Welcome to GeekBytes for November 16, 2011--your roundup of cool stuff delivered in bite-sized chunks.Today we have a definite photography theme. If you want a geeky-looking and useful iPhone case, or some cool camera hacks to test on your old setups, read on.
Don't forget, if you have a cool camera hack, let us know in the comments or via the tip line!
If you bought an iPhone 4S becuase of the improvements to the camera, and you also like fiddling with apps like Instagram, this new iPhone case may be right up your alley. The Holga Lens Filter case brings you the effects of the famous Lomography Holga camera, without breaking the bank. It's pretty cool to look at, too. Simply turn the reel and cover the iPhone lens with your desired filter, and you get instant old-school-style, colorful snaps.

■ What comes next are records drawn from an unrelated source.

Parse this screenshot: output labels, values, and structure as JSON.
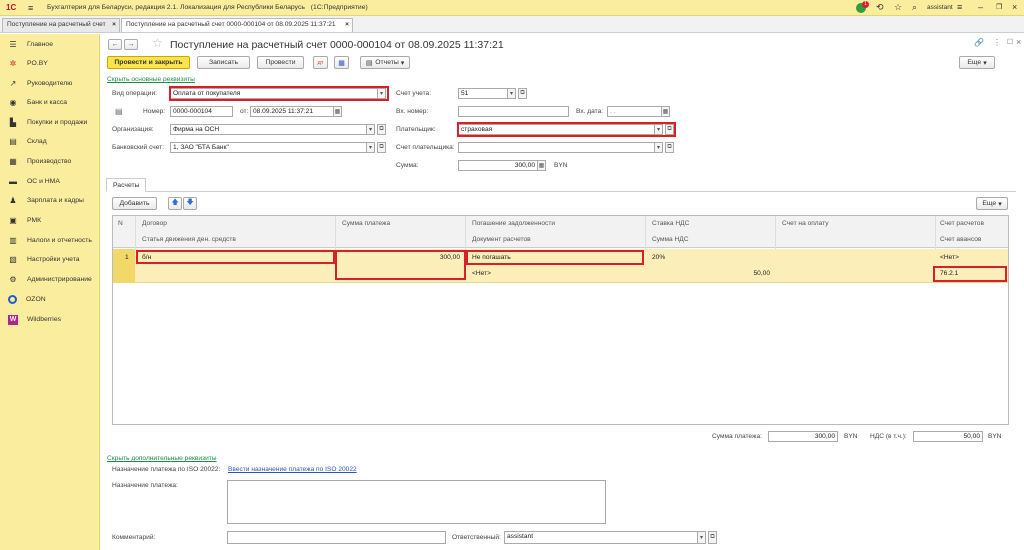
{
  "app": {
    "logo": "1С",
    "title": "Бухгалтерия для Беларуси, редакция 2.1. Локализация для Республики Беларусь",
    "platform": "(1С:Предприятие)",
    "notif_count": "1",
    "user": "assistant"
  },
  "tabs": [
    {
      "label": "Поступление на расчетный счет"
    },
    {
      "label": "Поступление на расчетный счет 0000-000104 от 08.09.2025 11:37:21"
    }
  ],
  "sidebar": {
    "items": [
      {
        "label": "Главное",
        "icon": "menu-icon"
      },
      {
        "label": "PO.BY",
        "icon": "poby-icon"
      },
      {
        "label": "Руководителю",
        "icon": "chart-icon"
      },
      {
        "label": "Банк и касса",
        "icon": "bank-icon"
      },
      {
        "label": "Покупки и продажи",
        "icon": "cart-icon"
      },
      {
        "label": "Склад",
        "icon": "warehouse-icon"
      },
      {
        "label": "Производство",
        "icon": "factory-icon"
      },
      {
        "label": "ОС и НМА",
        "icon": "truck-icon"
      },
      {
        "label": "Зарплата и кадры",
        "icon": "person-icon"
      },
      {
        "label": "РМК",
        "icon": "register-icon"
      },
      {
        "label": "Налоги и отчетность",
        "icon": "tax-icon"
      },
      {
        "label": "Настройки учета",
        "icon": "settings-doc-icon"
      },
      {
        "label": "Администрирование",
        "icon": "gear-icon"
      },
      {
        "label": "OZON",
        "icon": "ozon-icon"
      },
      {
        "label": "Wildberries",
        "icon": "wildberries-icon"
      }
    ]
  },
  "doc": {
    "title": "Поступление на расчетный счет 0000-000104 от 08.09.2025 11:37:21",
    "toolbar": {
      "post_close": "Провести и закрыть",
      "save": "Записать",
      "post": "Провести",
      "reports": "Отчеты",
      "more": "Еще"
    },
    "hide_main_link": "Скрыть основные реквизиты",
    "fields": {
      "op_type_label": "Вид операции:",
      "op_type_value": "Оплата от покупателя",
      "account_label": "Счет учета:",
      "account_value": "51",
      "number_label": "Номер:",
      "number_value": "0000-000104",
      "from_label": "от:",
      "date_value": "08.09.2025 11:37:21",
      "in_number_label": "Вх. номер:",
      "in_number_value": "",
      "in_date_label": "Вх. дата:",
      "in_date_value": ". .",
      "org_label": "Организация:",
      "org_value": "Фирма на ОСН",
      "payer_label": "Плательщик:",
      "payer_value": "страховая",
      "bank_label": "Банковский счет:",
      "bank_value": "1, ЗАО \"БТА Банк\"",
      "payer_account_label": "Счет плательщика:",
      "payer_account_value": "",
      "sum_label": "Сумма:",
      "sum_value": "300,00",
      "currency": "BYN"
    },
    "section_tab": "Расчеты",
    "table_toolbar": {
      "add": "Добавить",
      "more": "Еще"
    },
    "table": {
      "headers_top": [
        "N",
        "Договор",
        "Сумма платежа",
        "Погашение задолженности",
        "Ставка НДС",
        "Счет на оплату",
        "Счет расчетов"
      ],
      "headers_bottom": [
        "Статья движения ден. средств",
        "Документ расчетов",
        "Сумма НДС",
        "Счет авансов"
      ],
      "row": {
        "n": "1",
        "contract": "б/н",
        "amount": "300,00",
        "repayment": "Не погашать",
        "vat_rate": "20%",
        "invoice": "",
        "settle_account": "<Нет>",
        "cash_item": "",
        "settle_doc": "<Нет>",
        "vat_sum": "50,00",
        "advance_account": "76.2.1"
      }
    },
    "totals": {
      "sum_label": "Сумма платежа:",
      "sum_value": "300,00",
      "sum_currency": "BYN",
      "vat_label": "НДС (в т.ч.):",
      "vat_value": "50,00",
      "vat_currency": "BYN"
    },
    "hide_extra_link": "Скрыть дополнительные реквизиты",
    "iso_label": "Назначение платежа по ISO 20022:",
    "iso_link": "Ввести назначение платежа по ISO 20022",
    "purpose_label": "Назначение платежа:",
    "purpose_value": "",
    "comment_label": "Комментарий:",
    "comment_value": "",
    "responsible_label": "Ответственный:",
    "responsible_value": "assistant"
  }
}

Rather than disposing of all your unwanted cameras, why not take the best parts of each and mergethem into one? That's what Blue Ant Studio has done in creating this digital lomography camera. The camera, named DigiLomo, is incased in a classy wooden and aluminium frame, but its innards are from a five megapixel Vivitar Vivicam and Olympus OM series lens. The result is a selection of beautiful images that aren't far off from those you'll get from an original lomo camera. Check out Blue Ant Studio's blog for photo examples and the process of making DigiLomo.
Do you collect old cameras that don't really work but look beautiful? Jason Hull picked up a load of vintage cameras and added lights to them, making incredible night lights. Jason removed all of the camera's innards, and attached a light and plug. According to Jason, he doesn't transform any camera that's still in good working order, preferring to use those for, you know, taking photos. You can take a look at his camera nightlight collection on Flickr.
Speaking of lights, Panasonic has created an LED lightbulb that is not only efficient, but is cleverly designed--it just won a Good Design Award. Perhaps its success can be attributed to the fact the company went back to basics, Edison style, with the bulb's appearance. Of course, unlike a traditional bulb, it uses less energy as well as being able to withstand being turned on and off a lot more. It also uses clear glass allowing it to emit more light. Get more information on why this bulb is particularly cool and photos on DesignBoom.
This story, "GeekBytes: Camera Obscura" was originally published by PCWorld.